I’m having a great time doing the (Wo)Man Booker Shadow Panel with my fellow readers. The only frustration is that I don’t have enough time to post about my reading here and comment/respond to comments on other people’s posts. I’m too busy reading (and dealing with the rest of life) to blog about my reading properly. But since the last time I posted here, I’ve finished three more books, for a total of seven completed, six to go. I finished The Green Road on audio, and it definitely won’t be making my short list. I lump it in my mind with the Anne Tyler novel, except it’s not as good as that one. They are similar in their focus on family drama and in their straightforward realism. But I found the Tyler to be richer and more complex. I’m not sure that Tyler will make my short list — in fact she probably won’t. One of the things I’m discovering from this reading is that I value books that are something other than straightforwardly realistic family dramas. These books are valuable in their own way, but something in me doesn’t want to give them prizes. This is something I’ll be thinking about further.
I also finished Bill Clegg’s Did You Ever Have a Family, and I also lump it in my mind with the Tyler and Enright as being another realistic family drama. But this one is the best of the lot. In fact if “realistic family drama” is a category I decide should be represented on my short list (not sure about this), then Clegg would get the spot. His novel is the sparest and most evocative of them all. He tells his story through many different perspectives, and the voices work alongside and against each other to add up to a complex whole. He touches on race, class, and sexuality in a manner that is both light and deep at the same time.
But then there is Marlon James’s Brief History of Seven Killings, which is another creature entirely. This one is definitely getting on my short list. It’s a large novel in multiple senses — long and ambitious. It’s about Jamaica in the 1970s and beyond, about politics, drugs, violence, gangs, music, and yes, family drama. The language is what stands out to me the most; we get many different voices and each one is unique. I felt like I was living in the minds of these characters, and I loved it, even when the characters were terrible, terrible people. It was a hard novel to take a lot of the time — it’s full of horrible violence and cruelty and definitely not for the faint of heart. It’s confusing at times. But James has control of the plotting as well as the language, and it all comes together beautifully.

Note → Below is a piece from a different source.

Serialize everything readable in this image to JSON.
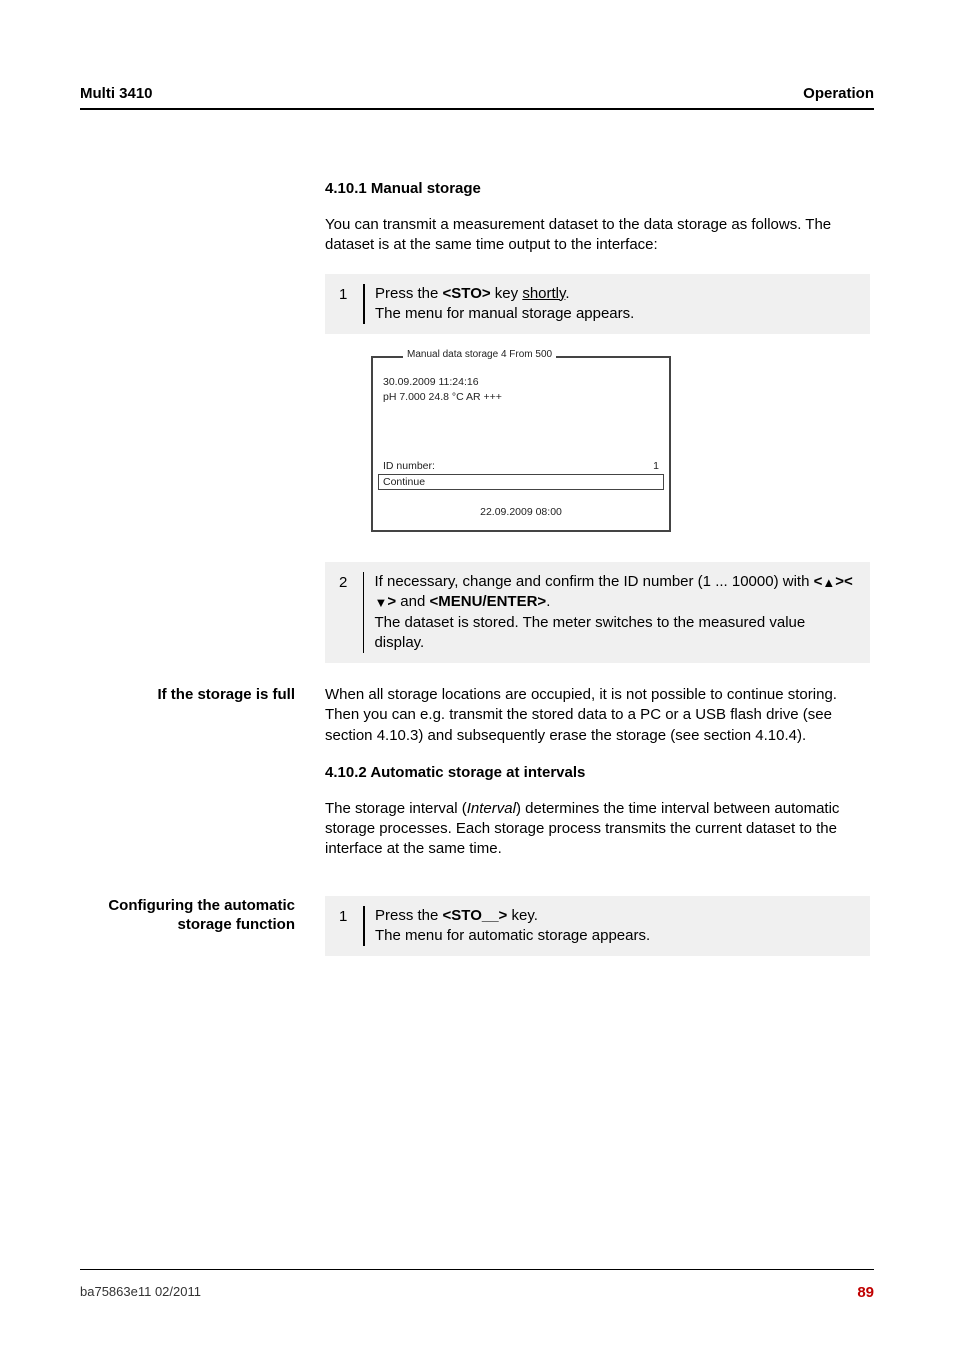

It’s so hard to compare these very different books! James’s originality and scope stand out to me, and how could Tyler’s novel stand up to it? But Tyler has great facility with language and insight into human nature in her own way, even if it doesn’t stand out in the way James’s work does. But this process is making clear to me how much more I value attempts at ambitious newness than more familiar novelistic styles, even if they are done particularly well.